I think about all that the disciples must have heard... and seen... and experienced. And I honestly can't even imagine.
I mean, I read through the Gospels and when I look at the stories from the perspective of the disciples... just... wow.
The teachings they heard. The miracles they saw unfold before their very eyes. The healings they witnessed. Their inner-circle conversations with Jesus.
It's clear they believed. They left their nets... their jobs... their families. They dropped everything to follow Him. They walked with Him, served Him, and told others about Him. They loved Him. They put their faith in Him.
But despite all they'd seen, heard, and experienced, it took a storm to compel them to worship Him.
Jesus stayed on shore for some solitude and prayer time, and sent His disciples across the lake in the boat. A storm kicked up and the sea grew rough. They were in serious trouble, rowing hard and struggling against the wind and waves. Out of nowhere, Jesus appeared, walking on the water toward them.
Peter responded in reckless faith (which I love), and climbed over the edge of the boat, walking on the water toward Jesus. When he focused on the wind and waves, Peter became terrified and began to sink. Jesus reached out and grabbed him. Together they climbed into the boat and instantly the wind stopped.
Then, the Scriptures tell us -- "Then the disciples worshipped Him. 'You really are the Son of God!' they exclaimed."
Now, I have no idea whether or not this was the first time the disciples actually worshipped Jesus. But from what I can tell, this is the first recorded time. And there has to be something to that.
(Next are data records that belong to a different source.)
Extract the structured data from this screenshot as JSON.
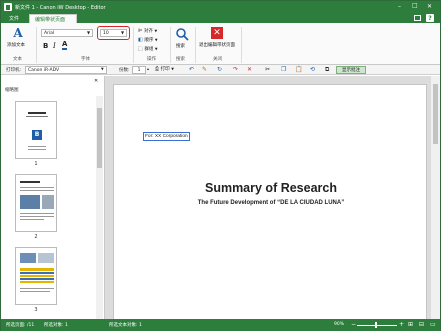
{
  "window": {
    "title": "新文件 1 - Canon iW Desktop - Editor",
    "min": "–",
    "max": "□",
    "close": "✕"
  },
  "menu": {
    "file": "文件",
    "tab_active": "编辑带状页面",
    "help": "?"
  },
  "ribbon": {
    "add_text": "添加文本",
    "font_name": "Arial",
    "font_size": "10",
    "bold": "B",
    "italic": "I",
    "text_color": "A",
    "align": "对齐",
    "order": "顺序",
    "group": "群组",
    "search": "搜索",
    "exit_mode": "退出编辑带状页面",
    "groups": {
      "text": "文本",
      "font": "字体",
      "operation": "操作",
      "search": "搜索",
      "close": "关闭"
    }
  },
  "toolbar2": {
    "printer_label": "打印机:",
    "printer": "Canon iR-ADV",
    "copies_label": "份数:",
    "copies": "1",
    "print": "打印",
    "annotation": "显示批注"
  },
  "left_pane": {
    "title": "缩略图",
    "close": "✕",
    "pages": [
      "1",
      "2",
      "3"
    ]
  },
  "document": {
    "textbox": "For: XX Corporation",
    "title": "Summary of Research",
    "subtitle": "The Future Development of “DE LA CIUDAD LUNA”"
  },
  "status": {
    "pages": "所选页面: /11",
    "selected": "所选对象: 1",
    "selected_text": "所选文本对象: 1",
    "zoom": "90%"
  },
  "colors": {
    "accent": "#2d7d3d",
    "highlight": "#d62828"
  }
}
After all they had witnessed, it took a storm to compel them to worship.
The very presence of Christ in the midst of their fear and pain and struggle, led them to worship in a way they never had before.
Sometimes -- oftentimes -- there is more insight to be gained and lessons to be learned in adversity than in success.
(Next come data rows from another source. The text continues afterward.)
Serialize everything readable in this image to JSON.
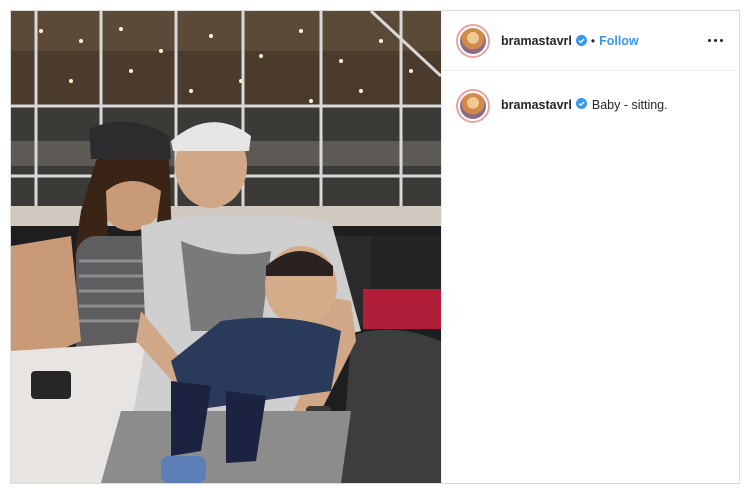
{
  "post": {
    "username": "bramastavrl",
    "follow_label": "Follow",
    "separator": "•",
    "caption": "Baby - sitting."
  },
  "icons": {
    "verified": "verified-badge-icon",
    "more": "more-options-icon"
  },
  "colors": {
    "link": "#3897f0",
    "verified": "#3897f0",
    "text": "#262626",
    "border": "#dbdbdb"
  }
}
Sometimes -- oftentimes -- we see Christ in new and compelling ways more in trials than in triumphs.
And sometimes -- oftentimes -- we can glorify God more because of our sufferings than our miracles.
Now, believe me, I don't like that any more than you do.
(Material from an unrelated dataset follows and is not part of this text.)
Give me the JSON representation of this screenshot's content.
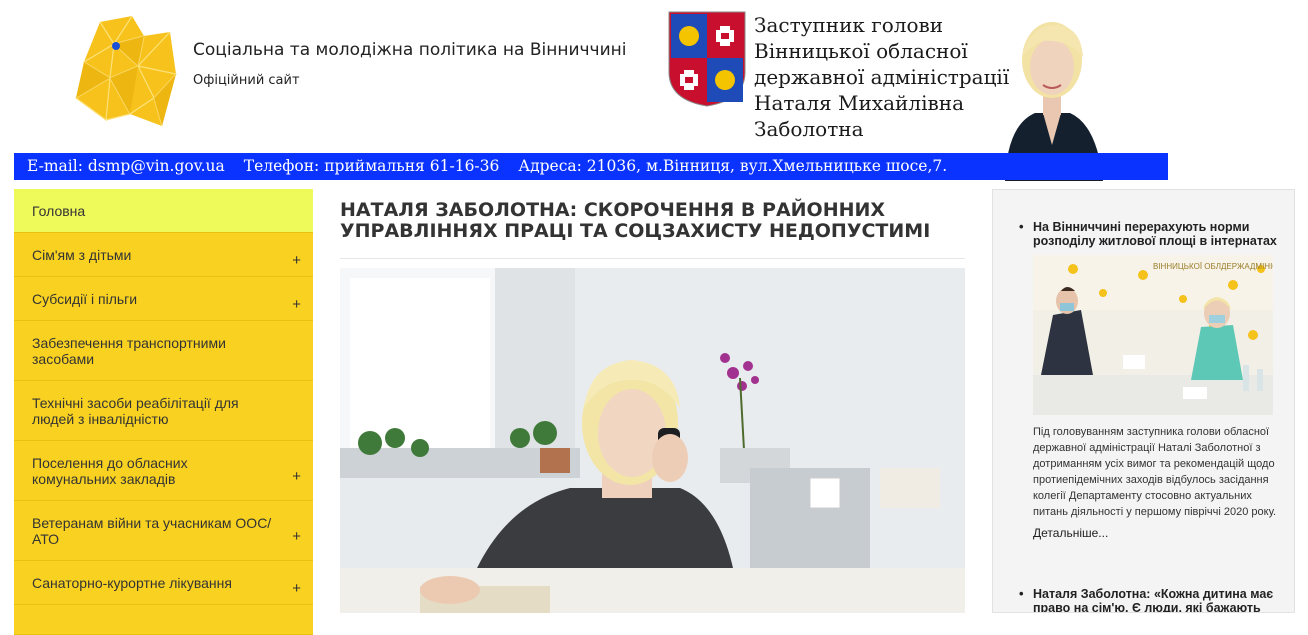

But my own experience tells me this is as true for me as it was for the disciples.
In the darkest of darkness, when the storms are raging the hardest, those are the times my heart is most drawn to true and genuine worship.
Because He is worthy even in the storm.